In 1996, the lawsuit was filed in the U.S. District Court for the District of Columbia.
Defendant Haddam filed a motion to dismiss the suit on the grounds of personal jurisdiction, service, and subject matter jurisdiction.
On February 3, 1998, Judge Stanley Sporkin rejected the defendant Haddam’s motion to dismiss the lawsuit. The court ruled that it had jurisdiction under the Alien Tort Claims Act (ATCA), rejecting the defendant’s argument that ATCA was confined to state actors. It also found it had jurisdiction under the Torture Victims Protection Act (TVPA), holding that the statute’s state action requirement does not require that a particular government be officially recognized and the statute is equally applicable to a de facto state. Judge Sporkin ruled that the alleged acts of the FIS are clearly in violation of international law, citing Common Article 3’s applicability to internal armed conflict.
CCR filed a motion to compel discovery.
Haddam moved for summary judgment to have the case dismissed.
On March 31, 2003, Judge James Robertson of the U.S. District Court for the District of Columbia granted Haddam's motion for summary judgment and denied the plaintiffs’ motion to compel discovery. Also, the court denied standing to the RAFD, reasoning that since RAFD is seeking money damages it does not have associational standing because "individualized proof would be required from each member to determine the correct amount of damages if Haddam were found liable." The court also revisited the issue of subject matter jurisdiction, which had been previously decided in favor of the plaintiffs, and found that the complaint was sufficiently different to merit reconsideration.
Subsequently, United States District Court for the District of Columbia held that the plaintiffs' allegations of Haddam's complicity in the commission of war crimes and crimes against humanity were not supported by the weight of legal authority. The court found that the plaintiffs had not offered sufficient evidence showing Haddam's complicity in the alleged acts of the armed Islamic groups to avoid summary judgment.

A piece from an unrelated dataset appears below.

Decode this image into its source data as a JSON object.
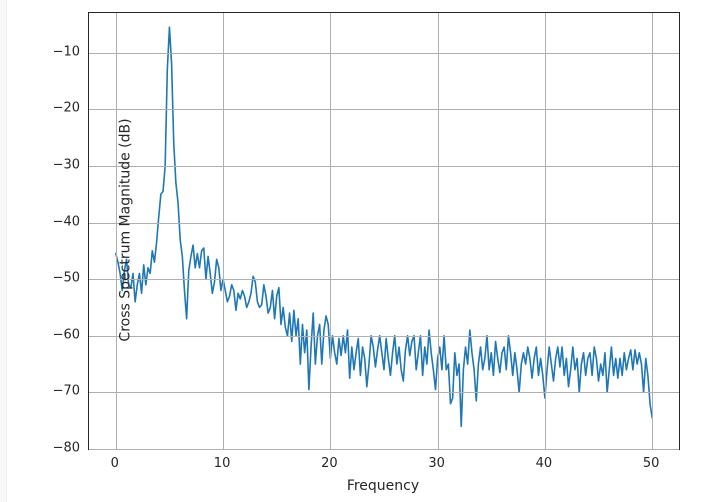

The United States District Court for the District of Columbia found in favor of the defendants. CCR believes that this decision was wrongly decided on numerous legal and factual bases. A victory in this case would have further established the principle that freedom from sexual violence is a right recognized under international human rights protections and a tort actionable in U.S. courts. The plaintiffs and their counsel are currently analyzing the judgment to determine their options.